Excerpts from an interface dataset

=====

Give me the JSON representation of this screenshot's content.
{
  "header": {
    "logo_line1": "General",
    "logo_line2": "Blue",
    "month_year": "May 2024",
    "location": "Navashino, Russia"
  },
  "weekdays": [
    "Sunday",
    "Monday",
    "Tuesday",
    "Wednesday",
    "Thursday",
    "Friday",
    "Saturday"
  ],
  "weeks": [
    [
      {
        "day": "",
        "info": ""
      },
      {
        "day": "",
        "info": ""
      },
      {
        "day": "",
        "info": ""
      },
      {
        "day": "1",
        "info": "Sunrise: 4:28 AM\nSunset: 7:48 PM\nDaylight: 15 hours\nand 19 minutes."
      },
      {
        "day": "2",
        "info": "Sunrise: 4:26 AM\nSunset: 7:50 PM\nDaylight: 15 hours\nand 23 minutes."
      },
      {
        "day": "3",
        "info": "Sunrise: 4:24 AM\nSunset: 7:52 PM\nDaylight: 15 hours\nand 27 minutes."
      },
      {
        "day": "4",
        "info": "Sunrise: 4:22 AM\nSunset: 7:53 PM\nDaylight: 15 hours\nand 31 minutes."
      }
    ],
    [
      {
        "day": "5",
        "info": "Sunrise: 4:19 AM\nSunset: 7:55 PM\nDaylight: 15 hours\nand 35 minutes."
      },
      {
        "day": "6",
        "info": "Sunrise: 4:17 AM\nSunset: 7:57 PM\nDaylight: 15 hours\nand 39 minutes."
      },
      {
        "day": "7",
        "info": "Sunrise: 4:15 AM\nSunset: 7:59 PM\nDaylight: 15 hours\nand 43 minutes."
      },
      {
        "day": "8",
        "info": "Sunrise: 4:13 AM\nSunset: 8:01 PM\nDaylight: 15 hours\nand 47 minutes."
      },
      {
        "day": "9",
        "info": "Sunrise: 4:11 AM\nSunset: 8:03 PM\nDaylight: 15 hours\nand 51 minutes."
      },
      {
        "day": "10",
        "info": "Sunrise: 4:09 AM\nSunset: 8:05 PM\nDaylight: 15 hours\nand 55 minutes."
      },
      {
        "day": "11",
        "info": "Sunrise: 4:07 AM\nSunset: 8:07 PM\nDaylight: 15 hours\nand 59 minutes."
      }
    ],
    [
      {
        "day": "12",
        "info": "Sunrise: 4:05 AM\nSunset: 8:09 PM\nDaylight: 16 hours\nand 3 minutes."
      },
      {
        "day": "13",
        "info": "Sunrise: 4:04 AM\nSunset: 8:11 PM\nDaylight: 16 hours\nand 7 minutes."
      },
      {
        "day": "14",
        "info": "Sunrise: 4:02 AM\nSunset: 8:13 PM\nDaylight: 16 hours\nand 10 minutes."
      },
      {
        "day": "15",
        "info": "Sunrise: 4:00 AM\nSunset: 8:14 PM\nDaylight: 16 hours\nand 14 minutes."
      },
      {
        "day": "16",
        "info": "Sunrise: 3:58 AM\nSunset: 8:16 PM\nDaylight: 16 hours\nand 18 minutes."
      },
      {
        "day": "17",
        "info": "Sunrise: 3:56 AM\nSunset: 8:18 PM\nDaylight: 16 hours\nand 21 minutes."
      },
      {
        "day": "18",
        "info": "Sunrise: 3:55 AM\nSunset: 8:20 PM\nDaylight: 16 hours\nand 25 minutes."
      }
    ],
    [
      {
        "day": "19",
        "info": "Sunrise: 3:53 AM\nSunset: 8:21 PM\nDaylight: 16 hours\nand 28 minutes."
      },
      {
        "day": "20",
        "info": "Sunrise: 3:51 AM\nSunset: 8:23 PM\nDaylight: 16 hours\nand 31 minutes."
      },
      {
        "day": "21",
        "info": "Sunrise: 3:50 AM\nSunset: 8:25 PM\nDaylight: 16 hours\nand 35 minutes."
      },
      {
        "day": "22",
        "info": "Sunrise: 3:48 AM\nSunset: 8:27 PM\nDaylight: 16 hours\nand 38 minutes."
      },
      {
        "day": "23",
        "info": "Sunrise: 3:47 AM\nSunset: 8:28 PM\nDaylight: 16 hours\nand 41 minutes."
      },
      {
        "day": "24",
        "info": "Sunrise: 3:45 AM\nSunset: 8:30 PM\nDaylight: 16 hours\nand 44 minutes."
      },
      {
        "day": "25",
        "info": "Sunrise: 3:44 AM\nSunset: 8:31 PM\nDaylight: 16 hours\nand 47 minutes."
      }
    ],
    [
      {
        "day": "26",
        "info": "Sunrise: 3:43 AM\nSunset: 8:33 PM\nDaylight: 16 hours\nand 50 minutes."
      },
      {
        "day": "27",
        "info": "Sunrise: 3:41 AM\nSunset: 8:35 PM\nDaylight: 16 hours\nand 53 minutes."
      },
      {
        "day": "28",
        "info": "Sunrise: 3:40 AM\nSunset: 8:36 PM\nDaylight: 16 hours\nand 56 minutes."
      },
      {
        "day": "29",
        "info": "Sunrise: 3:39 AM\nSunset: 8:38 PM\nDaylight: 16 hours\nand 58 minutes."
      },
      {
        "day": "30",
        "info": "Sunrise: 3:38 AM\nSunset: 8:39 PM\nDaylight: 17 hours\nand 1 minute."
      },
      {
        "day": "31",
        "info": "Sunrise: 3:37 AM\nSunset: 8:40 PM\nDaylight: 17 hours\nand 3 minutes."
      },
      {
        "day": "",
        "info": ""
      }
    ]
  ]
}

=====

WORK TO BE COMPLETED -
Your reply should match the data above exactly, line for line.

RESPONSE BOX -
Give me the JSON representation of this screenshot's content.
{
  "header": {
    "logo_line1": "General",
    "logo_line2": "Blue",
    "month_year": "May 2024",
    "location": "Navashino, Russia"
  },
  "weekdays": [
    "Sunday",
    "Monday",
    "Tuesday",
    "Wednesday",
    "Thursday",
    "Friday",
    "Saturday"
  ],
  "weeks": [
    [
      {
        "day": "",
        "info": ""
      },
      {
        "day": "",
        "info": ""
      },
      {
        "day": "",
        "info": ""
      },
      {
        "day": "1",
        "info": "Sunrise: 4:28 AM\nSunset: 7:48 PM\nDaylight: 15 hours\nand 19 minutes."
      },
      {
        "day": "2",
        "info": "Sunrise: 4:26 AM\nSunset: 7:50 PM\nDaylight: 15 hours\nand 23 minutes."
      },
      {
        "day": "3",
        "info": "Sunrise: 4:24 AM\nSunset: 7:52 PM\nDaylight: 15 hours\nand 27 minutes."
      },
      {
        "day": "4",
        "info": "Sunrise: 4:22 AM\nSunset: 7:53 PM\nDaylight: 15 hours\nand 31 minutes."
      }
    ],
    [
      {
        "day": "5",
        "info": "Sunrise: 4:19 AM\nSunset: 7:55 PM\nDaylight: 15 hours\nand 35 minutes."
      },
      {
        "day": "6",
        "info": "Sunrise: 4:17 AM\nSunset: 7:57 PM\nDaylight: 15 hours\nand 39 minutes."
      },
      {
        "day": "7",
        "info": "Sunrise: 4:15 AM\nSunset: 7:59 PM\nDaylight: 15 hours\nand 43 minutes."
      },
      {
        "day": "8",
        "info": "Sunrise: 4:13 AM\nSunset: 8:01 PM\nDaylight: 15 hours\nand 47 minutes."
      },
      {
        "day": "9",
        "info": "Sunrise: 4:11 AM\nSunset: 8:03 PM\nDaylight: 15 hours\nand 51 minutes."
      },
      {
        "day": "10",
        "info": "Sunrise: 4:09 AM\nSunset: 8:05 PM\nDaylight: 15 hours\nand 55 minutes."
      },
      {
        "day": "11",
        "info": "Sunrise: 4:07 AM\nSunset: 8:07 PM\nDaylight: 15 hours\nand 59 minutes."
      }
    ],
    [
      {
        "day": "12",
        "info": "Sunrise: 4:05 AM\nSunset: 8:09 PM\nDaylight: 16 hours\nand 3 minutes."
      },
      {
        "day": "13",
        "info": "Sunrise: 4:04 AM\nSunset: 8:11 PM\nDaylight: 16 hours\nand 7 minutes."
      },
      {
        "day": "14",
        "info": "Sunrise: 4:02 AM\nSunset: 8:13 PM\nDaylight: 16 hours\nand 10 minutes."
      },
      {
        "day": "15",
        "info": "Sunrise: 4:00 AM\nSunset: 8:14 PM\nDaylight: 16 hours\nand 14 minutes."
      },
      {
        "day": "16",
        "info": "Sunrise: 3:58 AM\nSunset: 8:16 PM\nDaylight: 16 hours\nand 18 minutes."
      },
      {
        "day": "17",
        "info": "Sunrise: 3:56 AM\nSunset: 8:18 PM\nDaylight: 16 hours\nand 21 minutes."
      },
      {
        "day": "18",
        "info": "Sunrise: 3:55 AM\nSunset: 8:20 PM\nDaylight: 16 hours\nand 25 minutes."
      }
    ],
    [
      {
        "day": "19",
        "info": "Sunrise: 3:53 AM\nSunset: 8:21 PM\nDaylight: 16 hours\nand 28 minutes."
      },
      {
        "day": "20",
        "info": "Sunrise: 3:51 AM\nSunset: 8:23 PM\nDaylight: 16 hours\nand 31 minutes."
      },
      {
        "day": "21",
        "info": "Sunrise: 3:50 AM\nSunset: 8:25 PM\nDaylight: 16 hours\nand 35 minutes."
      },
      {
        "day": "22",
        "info": "Sunrise: 3:48 AM\nSunset: 8:27 PM\nDaylight: 16 hours\nand 38 minutes."
      },
      {
        "day": "23",
        "info": "Sunrise: 3:47 AM\nSunset: 8:28 PM\nDaylight: 16 hours\nand 41 minutes."
      },
      {
        "day": "24",
        "info": "Sunrise: 3:45 AM\nSunset: 8:30 PM\nDaylight: 16 hours\nand 44 minutes."
      },
      {
        "day": "25",
        "info": "Sunrise: 3:44 AM\nSunset: 8:31 PM\nDaylight: 16 hours\nand 47 minutes."
      }
    ],
    [
      {
        "day": "26",
        "info": "Sunrise: 3:43 AM\nSunset: 8:33 PM\nDaylight: 16 hours\nand 50 minutes."
      },
      {
        "day": "27",
        "info": "Sunrise: 3:41 AM\nSunset: 8:35 PM\nDaylight: 16 hours\nand 53 minutes."
      },
      {
        "day": "28",
        "info": "Sunrise: 3:40 AM\nSunset: 8:36 PM\nDaylight: 16 hours\nand 56 minutes."
      },
      {
        "day": "29",
        "info": "Sunrise: 3:39 AM\nSunset: 8:38 PM\nDaylight: 16 hours\nand 58 minutes."
      },
      {
        "day": "30",
        "info": "Sunrise: 3:38 AM\nSunset: 8:39 PM\nDaylight: 17 hours\nand 1 minute."
      },
      {
        "day": "31",
        "info": "Sunrise: 3:37 AM\nSunset: 8:40 PM\nDaylight: 17 hours\nand 3 minutes."
      },
      {
        "day": "",
        "info": ""
      }
    ]
  ]
}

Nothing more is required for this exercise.